DINING HAWAIIAN STYLE AT MAUI'S LAHAINA LUAU
On a star spangled night in Maui we dined Hawaiian-style on lauhala mats. By the light of the
moon and flickering candles we enjoyed a traditional feast – Kalua
pig cooked in an imu (underground oven), Pulehu steak, Island Crab
salad, Pohole salad, baked mahimihi, lomi lomi salmon and poi –
served by brawny young men in flowered skirts.
the feast we were to see an amazing display of hula with accompanying
oli (chant) and mele (song). Using eyes, hand and hips in a symphony
of sensuality it was easy to understand why the island women had
proved irresistibly intoxicating to the sailors of long ago.

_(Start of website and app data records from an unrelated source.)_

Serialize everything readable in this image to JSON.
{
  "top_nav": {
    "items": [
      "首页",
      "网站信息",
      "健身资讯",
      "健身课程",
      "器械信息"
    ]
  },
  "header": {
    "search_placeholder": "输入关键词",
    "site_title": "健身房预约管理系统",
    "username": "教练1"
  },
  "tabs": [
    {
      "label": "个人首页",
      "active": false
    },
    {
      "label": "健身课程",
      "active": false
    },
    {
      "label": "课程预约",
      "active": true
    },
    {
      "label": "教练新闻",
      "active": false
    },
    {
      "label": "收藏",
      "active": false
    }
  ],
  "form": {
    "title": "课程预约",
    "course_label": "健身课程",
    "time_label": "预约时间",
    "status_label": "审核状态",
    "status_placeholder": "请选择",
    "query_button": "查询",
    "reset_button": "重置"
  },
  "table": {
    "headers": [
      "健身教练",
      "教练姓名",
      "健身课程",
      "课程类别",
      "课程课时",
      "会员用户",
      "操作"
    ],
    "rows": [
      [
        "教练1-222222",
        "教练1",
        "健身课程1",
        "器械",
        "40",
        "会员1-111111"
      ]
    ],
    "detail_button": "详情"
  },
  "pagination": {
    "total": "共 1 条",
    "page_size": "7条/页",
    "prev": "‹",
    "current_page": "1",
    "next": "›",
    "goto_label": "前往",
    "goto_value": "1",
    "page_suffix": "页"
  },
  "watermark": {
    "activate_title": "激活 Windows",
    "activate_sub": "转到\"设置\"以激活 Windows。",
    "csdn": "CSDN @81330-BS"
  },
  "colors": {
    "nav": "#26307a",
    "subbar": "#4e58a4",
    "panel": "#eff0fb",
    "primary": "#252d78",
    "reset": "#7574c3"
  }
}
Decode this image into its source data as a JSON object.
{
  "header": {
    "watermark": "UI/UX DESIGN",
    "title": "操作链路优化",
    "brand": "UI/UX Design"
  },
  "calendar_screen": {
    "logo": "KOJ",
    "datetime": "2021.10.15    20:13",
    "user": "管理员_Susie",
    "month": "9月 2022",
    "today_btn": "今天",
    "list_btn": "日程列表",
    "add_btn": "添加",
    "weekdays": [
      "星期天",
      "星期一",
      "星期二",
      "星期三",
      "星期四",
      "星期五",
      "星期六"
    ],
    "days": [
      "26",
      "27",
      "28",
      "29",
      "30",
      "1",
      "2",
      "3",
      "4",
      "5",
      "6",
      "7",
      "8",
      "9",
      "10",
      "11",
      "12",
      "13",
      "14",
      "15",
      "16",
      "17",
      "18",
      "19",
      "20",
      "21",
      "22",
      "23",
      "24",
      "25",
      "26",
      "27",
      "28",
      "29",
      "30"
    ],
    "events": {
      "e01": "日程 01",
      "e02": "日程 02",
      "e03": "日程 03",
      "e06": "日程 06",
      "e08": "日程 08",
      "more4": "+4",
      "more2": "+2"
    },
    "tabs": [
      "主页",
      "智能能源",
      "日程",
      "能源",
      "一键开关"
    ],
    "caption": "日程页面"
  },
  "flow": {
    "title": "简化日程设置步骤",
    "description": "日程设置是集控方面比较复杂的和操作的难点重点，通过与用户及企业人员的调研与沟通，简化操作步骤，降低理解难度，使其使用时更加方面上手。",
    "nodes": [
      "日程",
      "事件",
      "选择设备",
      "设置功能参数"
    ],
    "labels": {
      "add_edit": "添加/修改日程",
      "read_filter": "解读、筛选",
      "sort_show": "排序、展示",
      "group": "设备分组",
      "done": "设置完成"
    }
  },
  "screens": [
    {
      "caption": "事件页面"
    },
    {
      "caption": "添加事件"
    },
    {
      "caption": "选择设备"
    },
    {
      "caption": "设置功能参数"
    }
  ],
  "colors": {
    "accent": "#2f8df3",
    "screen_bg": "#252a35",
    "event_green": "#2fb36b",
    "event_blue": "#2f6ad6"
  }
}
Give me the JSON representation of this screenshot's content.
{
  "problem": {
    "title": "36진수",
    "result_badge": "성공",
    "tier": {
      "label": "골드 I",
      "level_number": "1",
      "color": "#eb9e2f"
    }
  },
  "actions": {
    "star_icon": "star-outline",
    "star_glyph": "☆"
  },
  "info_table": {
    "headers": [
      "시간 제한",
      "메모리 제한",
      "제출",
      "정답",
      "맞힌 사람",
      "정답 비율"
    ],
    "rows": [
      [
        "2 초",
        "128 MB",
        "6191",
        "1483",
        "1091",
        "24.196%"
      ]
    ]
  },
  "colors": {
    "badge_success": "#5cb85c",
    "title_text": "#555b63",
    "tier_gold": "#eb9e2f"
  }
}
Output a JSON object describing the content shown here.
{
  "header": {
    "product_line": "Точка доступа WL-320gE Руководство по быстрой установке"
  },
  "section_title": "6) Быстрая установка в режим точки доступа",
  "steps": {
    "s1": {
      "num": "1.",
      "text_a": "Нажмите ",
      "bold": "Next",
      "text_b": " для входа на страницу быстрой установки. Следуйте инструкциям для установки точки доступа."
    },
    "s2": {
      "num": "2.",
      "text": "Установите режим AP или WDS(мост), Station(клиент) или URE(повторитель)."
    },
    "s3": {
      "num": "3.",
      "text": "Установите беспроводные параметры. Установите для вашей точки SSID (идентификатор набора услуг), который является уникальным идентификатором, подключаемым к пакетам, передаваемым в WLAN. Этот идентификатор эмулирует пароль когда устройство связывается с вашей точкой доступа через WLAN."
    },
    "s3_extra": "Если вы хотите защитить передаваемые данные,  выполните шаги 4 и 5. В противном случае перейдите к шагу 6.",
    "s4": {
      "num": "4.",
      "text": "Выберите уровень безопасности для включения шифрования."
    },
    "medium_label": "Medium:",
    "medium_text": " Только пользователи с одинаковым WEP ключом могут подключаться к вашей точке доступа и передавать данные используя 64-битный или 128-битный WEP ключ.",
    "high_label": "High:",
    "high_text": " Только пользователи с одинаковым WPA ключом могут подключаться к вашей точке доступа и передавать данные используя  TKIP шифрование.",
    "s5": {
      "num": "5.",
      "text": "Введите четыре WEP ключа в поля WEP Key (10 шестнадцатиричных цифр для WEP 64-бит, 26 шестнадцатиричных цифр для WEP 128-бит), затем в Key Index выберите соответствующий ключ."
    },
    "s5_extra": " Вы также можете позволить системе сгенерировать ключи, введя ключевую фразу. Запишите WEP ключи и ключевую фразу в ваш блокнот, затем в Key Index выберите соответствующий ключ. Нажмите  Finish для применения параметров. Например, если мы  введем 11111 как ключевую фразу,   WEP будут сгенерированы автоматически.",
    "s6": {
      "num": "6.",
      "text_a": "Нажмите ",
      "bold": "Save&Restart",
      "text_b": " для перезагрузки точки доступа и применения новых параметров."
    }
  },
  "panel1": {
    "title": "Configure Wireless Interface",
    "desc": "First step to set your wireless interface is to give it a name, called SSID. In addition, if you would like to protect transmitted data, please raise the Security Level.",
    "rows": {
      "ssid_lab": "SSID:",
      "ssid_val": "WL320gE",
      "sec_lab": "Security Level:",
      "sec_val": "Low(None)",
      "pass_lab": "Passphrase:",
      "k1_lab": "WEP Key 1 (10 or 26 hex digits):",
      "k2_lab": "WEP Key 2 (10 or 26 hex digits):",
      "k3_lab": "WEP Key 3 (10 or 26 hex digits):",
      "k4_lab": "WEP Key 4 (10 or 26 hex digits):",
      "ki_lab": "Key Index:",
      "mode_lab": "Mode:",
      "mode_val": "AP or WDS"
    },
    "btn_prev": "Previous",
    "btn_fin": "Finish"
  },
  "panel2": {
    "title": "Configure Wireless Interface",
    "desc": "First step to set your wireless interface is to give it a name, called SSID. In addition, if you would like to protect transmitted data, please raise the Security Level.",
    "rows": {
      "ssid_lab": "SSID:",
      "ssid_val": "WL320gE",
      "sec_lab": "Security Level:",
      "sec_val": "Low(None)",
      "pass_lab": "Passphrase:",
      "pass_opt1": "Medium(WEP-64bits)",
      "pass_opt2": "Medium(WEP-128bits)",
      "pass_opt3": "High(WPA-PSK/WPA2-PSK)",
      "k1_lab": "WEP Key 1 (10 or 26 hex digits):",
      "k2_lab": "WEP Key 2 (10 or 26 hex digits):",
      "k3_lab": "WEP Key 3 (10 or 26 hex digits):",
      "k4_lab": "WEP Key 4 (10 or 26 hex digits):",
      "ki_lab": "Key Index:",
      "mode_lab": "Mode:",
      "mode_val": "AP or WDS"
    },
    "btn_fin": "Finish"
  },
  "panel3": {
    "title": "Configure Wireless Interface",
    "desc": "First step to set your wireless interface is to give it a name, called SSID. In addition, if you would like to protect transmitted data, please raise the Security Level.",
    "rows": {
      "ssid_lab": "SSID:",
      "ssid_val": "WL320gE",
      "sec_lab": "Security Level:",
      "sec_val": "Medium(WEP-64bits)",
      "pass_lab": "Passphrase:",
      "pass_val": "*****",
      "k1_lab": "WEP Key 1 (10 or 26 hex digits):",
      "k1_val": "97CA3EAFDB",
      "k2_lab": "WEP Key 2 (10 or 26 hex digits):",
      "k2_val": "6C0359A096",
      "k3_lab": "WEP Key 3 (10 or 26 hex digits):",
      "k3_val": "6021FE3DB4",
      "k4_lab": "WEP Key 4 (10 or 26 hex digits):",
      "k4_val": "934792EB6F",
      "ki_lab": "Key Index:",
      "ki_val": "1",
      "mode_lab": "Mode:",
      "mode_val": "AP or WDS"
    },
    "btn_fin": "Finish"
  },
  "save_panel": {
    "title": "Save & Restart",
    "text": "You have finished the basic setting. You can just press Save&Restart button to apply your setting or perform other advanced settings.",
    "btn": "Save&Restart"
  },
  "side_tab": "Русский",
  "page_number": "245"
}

there is more to the hula than the undeniable sensuality of its
movements. That night at the luau we were to see the spiritual dance
that rests at the very heart of the Hawaiian culture. Once performed
as an act of worship for their many gods and goddesses, hula is also
used for story telling in the oral tradition of the Hawaiians. In
the past the dance with its religious affiliation was performed to
honor significant events in the life of a chief; his birth, his
naming, and finally to celebrate his life at death.
On a raised
grassy platform beneath a full moon, dancers, dressed in Ti leaf
skirts, coconut breast covers with flowers in their hair and necks
encircled with orchid and frangipani leis, cast a spell over us all
with their interpretation of the traditional hula.
were to see hula in all its variety; the sacred and traditional
version, its modern day counterpart, as well as that more constrained
hula adopted to appease the sensitivities of the missionaries. To me
it seemed as if the dancers were smiling inwardly as they swayed onto
the raised grassy platform in long non-revealing dresses, their
movements decidedly prim.
the missionaries really think they had finally curbed the exuberant
passions of the Hawaiians when they first witnessed this unexpectedly
Photos copyright Anne Gordon
Posted on Sunday 8th July, 2012